== Data extracts ==

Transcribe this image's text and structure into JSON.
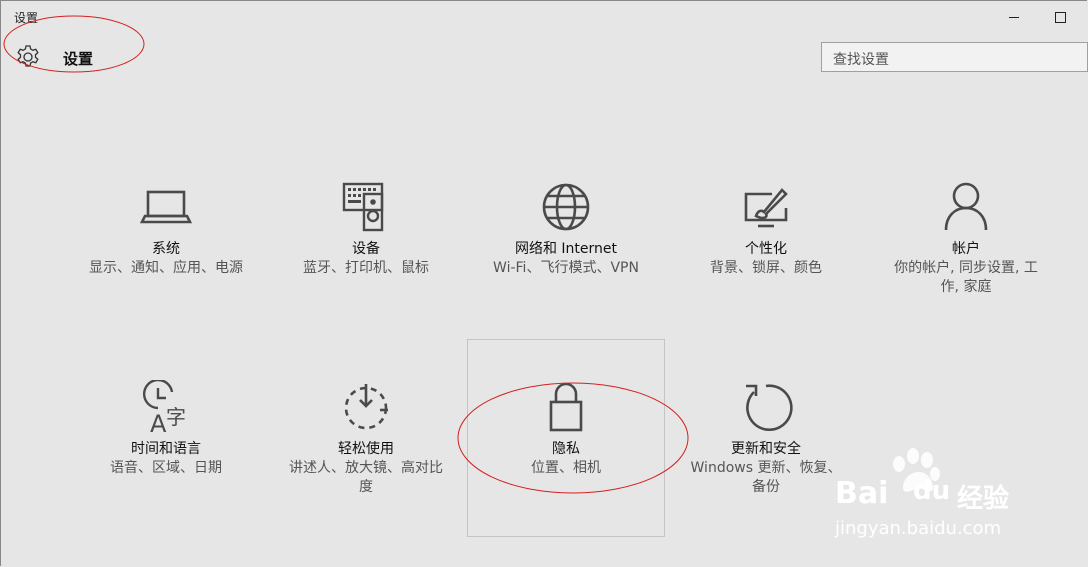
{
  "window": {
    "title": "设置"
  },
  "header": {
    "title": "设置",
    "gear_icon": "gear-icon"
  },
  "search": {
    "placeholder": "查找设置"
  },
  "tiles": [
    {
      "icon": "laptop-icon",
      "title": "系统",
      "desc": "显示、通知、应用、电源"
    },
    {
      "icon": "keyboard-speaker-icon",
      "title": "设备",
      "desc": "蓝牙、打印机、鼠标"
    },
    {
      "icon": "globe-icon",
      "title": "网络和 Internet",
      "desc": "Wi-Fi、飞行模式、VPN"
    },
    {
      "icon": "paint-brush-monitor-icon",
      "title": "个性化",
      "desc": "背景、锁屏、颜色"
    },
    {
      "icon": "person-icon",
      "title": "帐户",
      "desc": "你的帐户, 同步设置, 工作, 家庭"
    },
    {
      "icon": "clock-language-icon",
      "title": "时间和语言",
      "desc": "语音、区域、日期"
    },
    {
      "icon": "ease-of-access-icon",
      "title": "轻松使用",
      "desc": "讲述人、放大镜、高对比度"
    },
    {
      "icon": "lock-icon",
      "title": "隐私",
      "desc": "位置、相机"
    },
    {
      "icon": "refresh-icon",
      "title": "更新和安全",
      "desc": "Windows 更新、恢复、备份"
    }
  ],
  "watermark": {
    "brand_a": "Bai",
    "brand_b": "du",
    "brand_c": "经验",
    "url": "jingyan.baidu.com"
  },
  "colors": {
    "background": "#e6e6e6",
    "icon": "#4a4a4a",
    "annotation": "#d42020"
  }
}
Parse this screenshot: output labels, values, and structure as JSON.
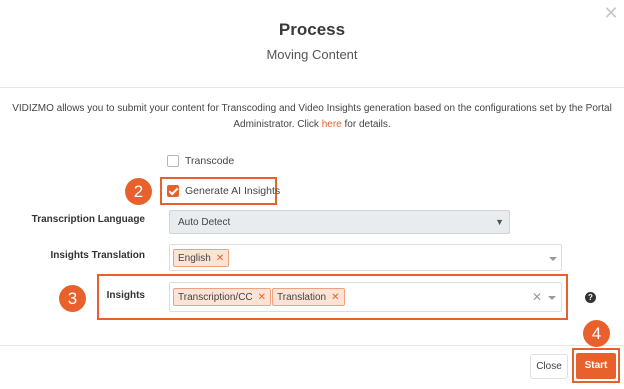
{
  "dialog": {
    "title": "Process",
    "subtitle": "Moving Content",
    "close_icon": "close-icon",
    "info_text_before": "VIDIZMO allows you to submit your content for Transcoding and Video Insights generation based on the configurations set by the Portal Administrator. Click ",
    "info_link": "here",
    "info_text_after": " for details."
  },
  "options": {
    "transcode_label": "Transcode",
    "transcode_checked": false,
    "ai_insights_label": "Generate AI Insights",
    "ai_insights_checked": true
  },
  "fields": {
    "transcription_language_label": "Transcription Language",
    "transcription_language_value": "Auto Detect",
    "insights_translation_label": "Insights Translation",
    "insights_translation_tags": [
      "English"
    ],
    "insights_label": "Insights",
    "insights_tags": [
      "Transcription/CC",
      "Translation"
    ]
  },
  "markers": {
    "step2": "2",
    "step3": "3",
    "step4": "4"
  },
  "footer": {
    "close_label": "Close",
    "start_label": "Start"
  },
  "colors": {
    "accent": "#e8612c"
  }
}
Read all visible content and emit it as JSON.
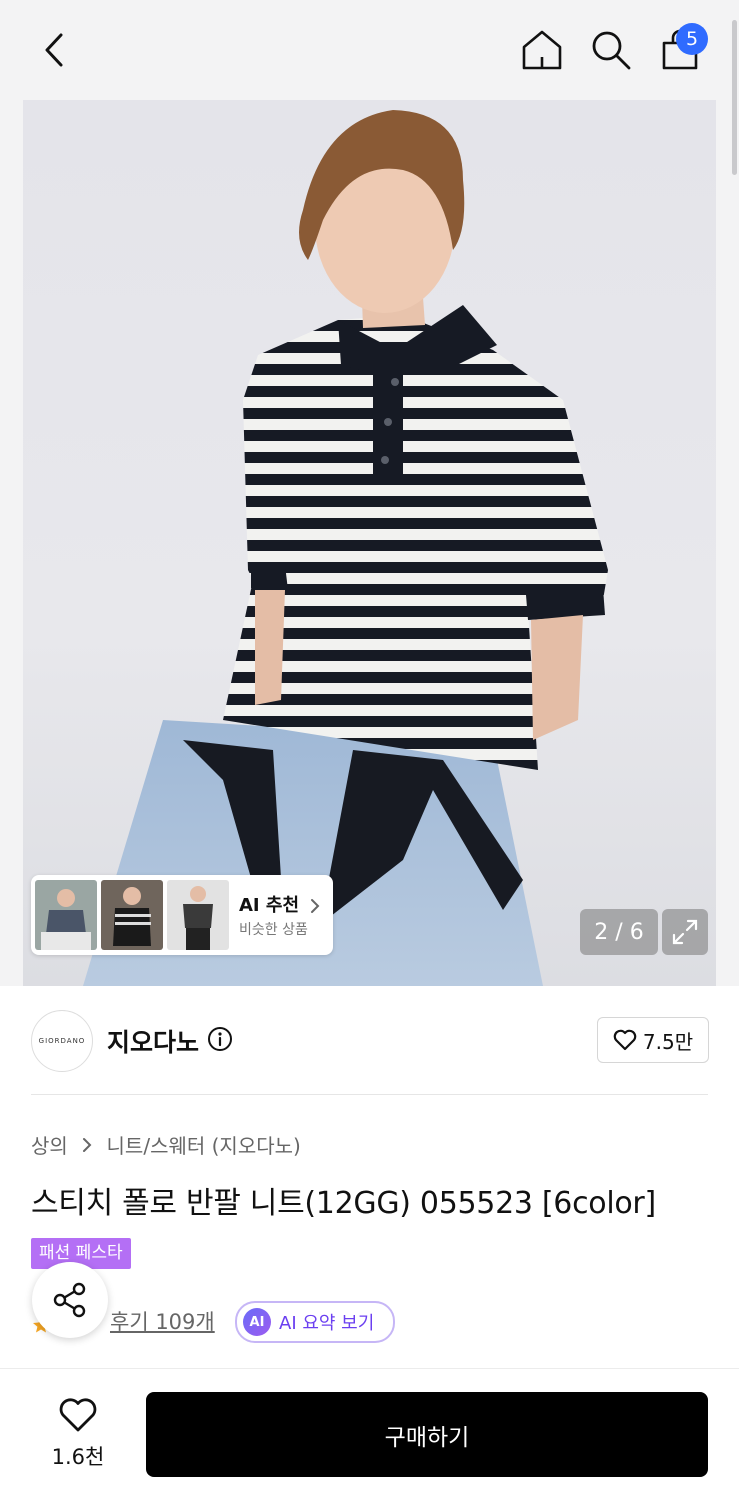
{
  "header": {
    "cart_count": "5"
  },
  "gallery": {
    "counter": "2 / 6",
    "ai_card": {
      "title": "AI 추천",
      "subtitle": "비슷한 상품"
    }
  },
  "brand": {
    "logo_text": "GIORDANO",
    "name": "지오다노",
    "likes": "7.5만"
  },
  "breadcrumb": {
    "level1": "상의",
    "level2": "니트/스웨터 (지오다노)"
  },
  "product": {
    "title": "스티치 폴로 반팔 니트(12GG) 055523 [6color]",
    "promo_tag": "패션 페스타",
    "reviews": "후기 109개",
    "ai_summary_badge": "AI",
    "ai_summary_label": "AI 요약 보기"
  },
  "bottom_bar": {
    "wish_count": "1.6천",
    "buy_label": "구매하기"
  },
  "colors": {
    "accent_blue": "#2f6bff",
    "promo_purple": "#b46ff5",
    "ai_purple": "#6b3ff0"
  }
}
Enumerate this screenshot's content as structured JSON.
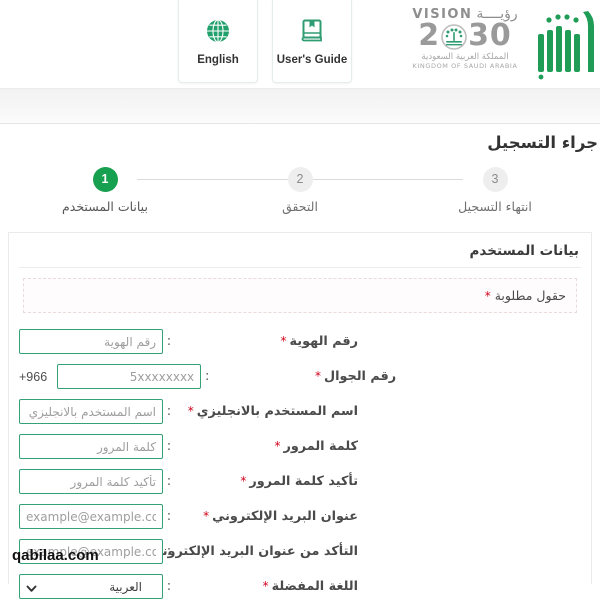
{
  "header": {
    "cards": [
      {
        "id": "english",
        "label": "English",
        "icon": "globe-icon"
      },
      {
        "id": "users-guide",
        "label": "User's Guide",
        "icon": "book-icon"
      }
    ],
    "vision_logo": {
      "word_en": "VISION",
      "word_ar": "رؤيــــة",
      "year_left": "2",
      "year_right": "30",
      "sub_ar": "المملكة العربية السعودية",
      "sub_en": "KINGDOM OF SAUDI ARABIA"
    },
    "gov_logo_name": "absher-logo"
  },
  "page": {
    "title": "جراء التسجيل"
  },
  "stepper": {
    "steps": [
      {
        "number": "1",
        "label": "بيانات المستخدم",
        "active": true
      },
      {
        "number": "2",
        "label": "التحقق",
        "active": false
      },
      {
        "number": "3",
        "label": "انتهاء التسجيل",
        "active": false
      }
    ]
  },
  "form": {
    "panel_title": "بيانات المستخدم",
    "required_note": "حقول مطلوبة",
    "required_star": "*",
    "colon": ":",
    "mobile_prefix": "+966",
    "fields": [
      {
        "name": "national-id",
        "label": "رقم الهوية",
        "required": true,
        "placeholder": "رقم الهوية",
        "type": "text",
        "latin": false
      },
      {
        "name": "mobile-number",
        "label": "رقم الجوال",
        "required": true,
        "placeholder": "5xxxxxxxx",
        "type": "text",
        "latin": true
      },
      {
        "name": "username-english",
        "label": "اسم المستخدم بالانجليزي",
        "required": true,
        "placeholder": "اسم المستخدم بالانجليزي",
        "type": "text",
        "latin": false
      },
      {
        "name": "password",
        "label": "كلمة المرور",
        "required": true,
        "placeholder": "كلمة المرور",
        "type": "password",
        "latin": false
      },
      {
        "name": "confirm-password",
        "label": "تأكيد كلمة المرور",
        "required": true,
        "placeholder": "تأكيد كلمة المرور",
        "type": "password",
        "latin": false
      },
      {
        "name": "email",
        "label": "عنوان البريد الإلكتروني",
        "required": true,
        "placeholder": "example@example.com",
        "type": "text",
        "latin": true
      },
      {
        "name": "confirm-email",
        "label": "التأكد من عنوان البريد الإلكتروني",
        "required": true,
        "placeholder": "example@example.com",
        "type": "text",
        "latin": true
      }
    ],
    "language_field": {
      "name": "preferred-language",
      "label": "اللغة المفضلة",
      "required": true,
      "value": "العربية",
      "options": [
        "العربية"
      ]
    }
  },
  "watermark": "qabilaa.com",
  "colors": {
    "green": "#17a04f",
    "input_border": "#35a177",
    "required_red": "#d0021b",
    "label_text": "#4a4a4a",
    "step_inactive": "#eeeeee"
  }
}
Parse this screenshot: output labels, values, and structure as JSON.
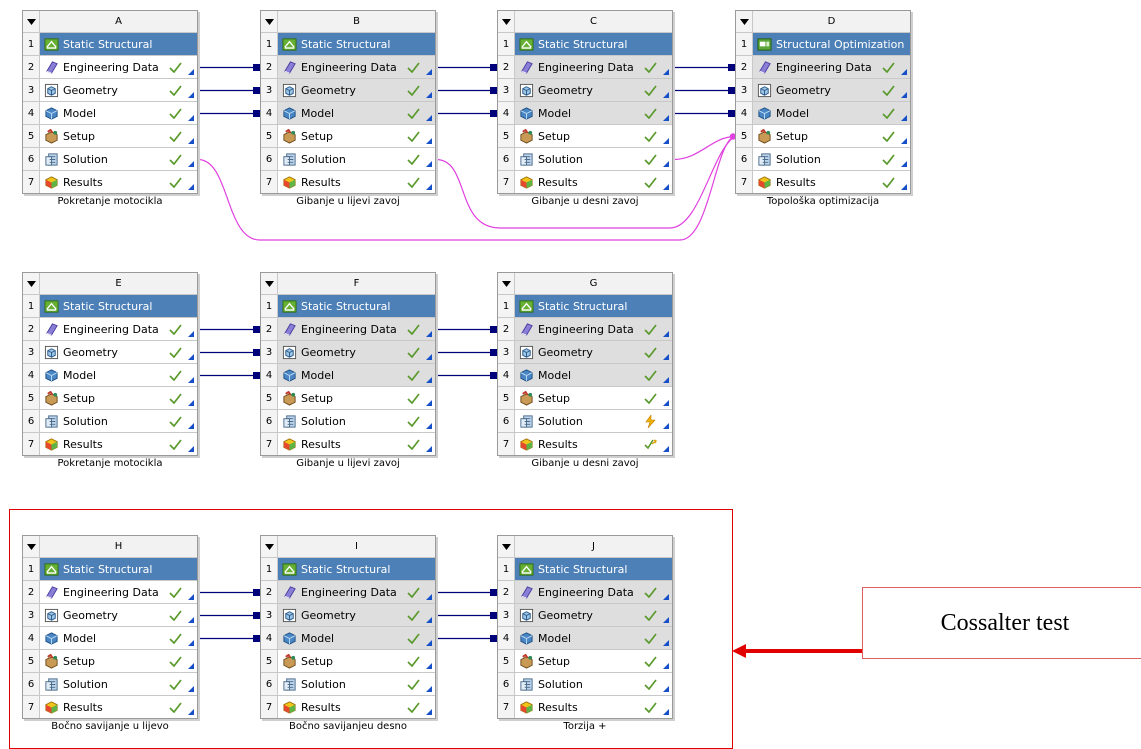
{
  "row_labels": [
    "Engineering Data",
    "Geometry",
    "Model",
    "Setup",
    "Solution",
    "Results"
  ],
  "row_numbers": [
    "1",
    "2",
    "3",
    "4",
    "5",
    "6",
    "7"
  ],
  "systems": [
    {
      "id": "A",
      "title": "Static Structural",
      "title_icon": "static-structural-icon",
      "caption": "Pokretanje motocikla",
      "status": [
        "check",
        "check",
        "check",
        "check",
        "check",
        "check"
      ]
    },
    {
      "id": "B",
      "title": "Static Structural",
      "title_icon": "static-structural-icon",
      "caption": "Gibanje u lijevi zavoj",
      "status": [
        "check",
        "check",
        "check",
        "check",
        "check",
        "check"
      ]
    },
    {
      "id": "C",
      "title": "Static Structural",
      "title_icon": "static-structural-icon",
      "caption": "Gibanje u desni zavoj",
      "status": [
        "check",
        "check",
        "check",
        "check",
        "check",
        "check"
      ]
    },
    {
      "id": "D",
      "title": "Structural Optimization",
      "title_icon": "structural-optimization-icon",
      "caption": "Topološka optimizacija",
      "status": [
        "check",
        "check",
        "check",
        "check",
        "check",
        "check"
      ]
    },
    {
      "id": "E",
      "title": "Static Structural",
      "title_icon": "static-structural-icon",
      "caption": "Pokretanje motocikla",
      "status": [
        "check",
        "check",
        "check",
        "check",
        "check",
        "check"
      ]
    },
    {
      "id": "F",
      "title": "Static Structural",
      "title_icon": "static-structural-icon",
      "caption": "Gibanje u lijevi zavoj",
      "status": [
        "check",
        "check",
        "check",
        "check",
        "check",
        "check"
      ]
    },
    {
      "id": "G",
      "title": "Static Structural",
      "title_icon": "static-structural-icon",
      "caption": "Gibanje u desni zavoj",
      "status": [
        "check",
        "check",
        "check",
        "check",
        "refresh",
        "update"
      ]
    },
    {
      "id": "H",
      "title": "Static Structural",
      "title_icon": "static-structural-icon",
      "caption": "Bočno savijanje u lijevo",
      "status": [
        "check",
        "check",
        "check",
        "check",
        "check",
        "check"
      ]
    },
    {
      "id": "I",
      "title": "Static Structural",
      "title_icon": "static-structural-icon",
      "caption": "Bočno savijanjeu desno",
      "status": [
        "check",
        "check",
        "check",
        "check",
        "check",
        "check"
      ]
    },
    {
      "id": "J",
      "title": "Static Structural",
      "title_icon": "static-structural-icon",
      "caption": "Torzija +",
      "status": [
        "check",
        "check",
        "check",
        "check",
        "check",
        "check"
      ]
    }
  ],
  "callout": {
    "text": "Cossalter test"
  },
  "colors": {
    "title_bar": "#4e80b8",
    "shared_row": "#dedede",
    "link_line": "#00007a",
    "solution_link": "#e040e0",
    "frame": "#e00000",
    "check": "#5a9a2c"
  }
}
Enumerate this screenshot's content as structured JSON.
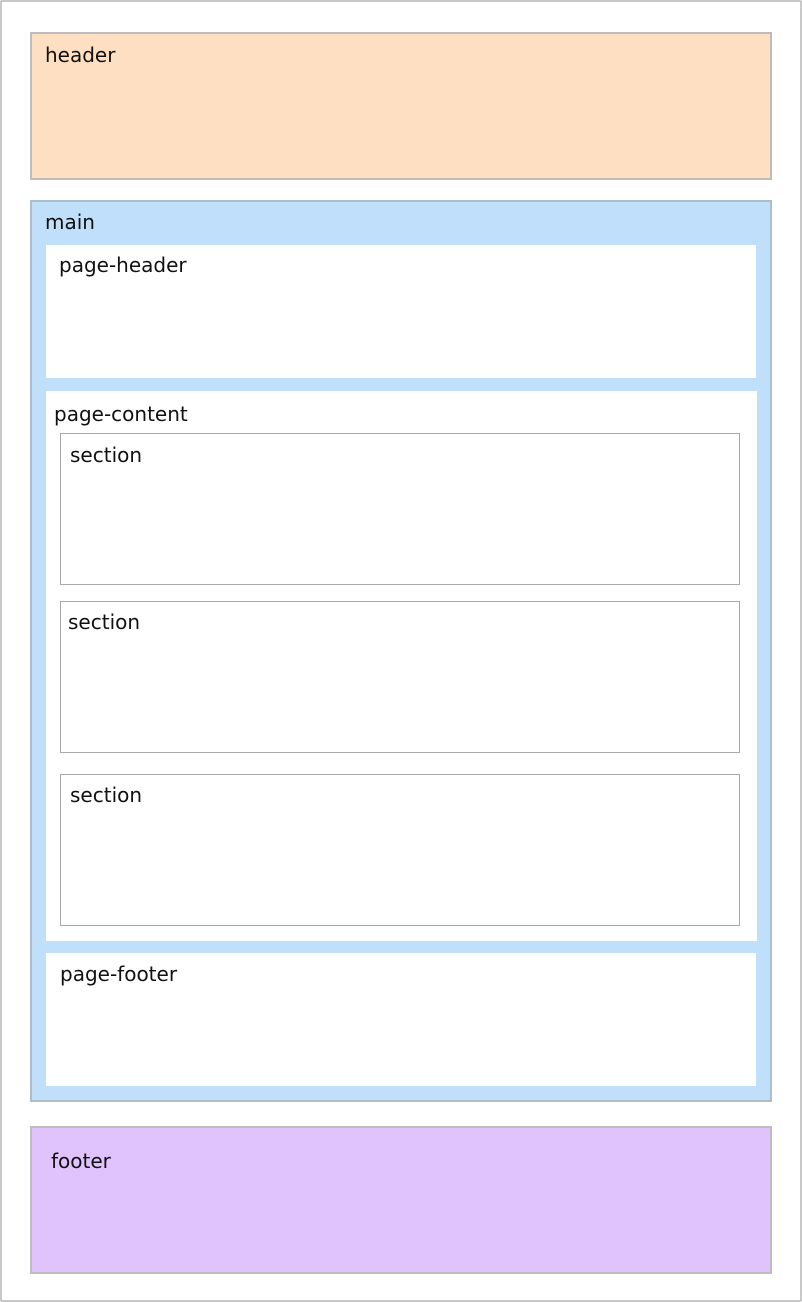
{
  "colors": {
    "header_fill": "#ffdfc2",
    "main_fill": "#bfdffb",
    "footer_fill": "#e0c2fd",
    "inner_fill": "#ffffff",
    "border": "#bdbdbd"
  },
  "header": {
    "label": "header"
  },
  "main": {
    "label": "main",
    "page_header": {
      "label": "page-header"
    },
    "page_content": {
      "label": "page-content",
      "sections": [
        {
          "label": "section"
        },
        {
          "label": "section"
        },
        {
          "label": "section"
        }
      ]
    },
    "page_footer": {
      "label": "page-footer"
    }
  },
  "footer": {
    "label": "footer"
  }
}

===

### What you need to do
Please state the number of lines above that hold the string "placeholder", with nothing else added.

### Result of the exercise
8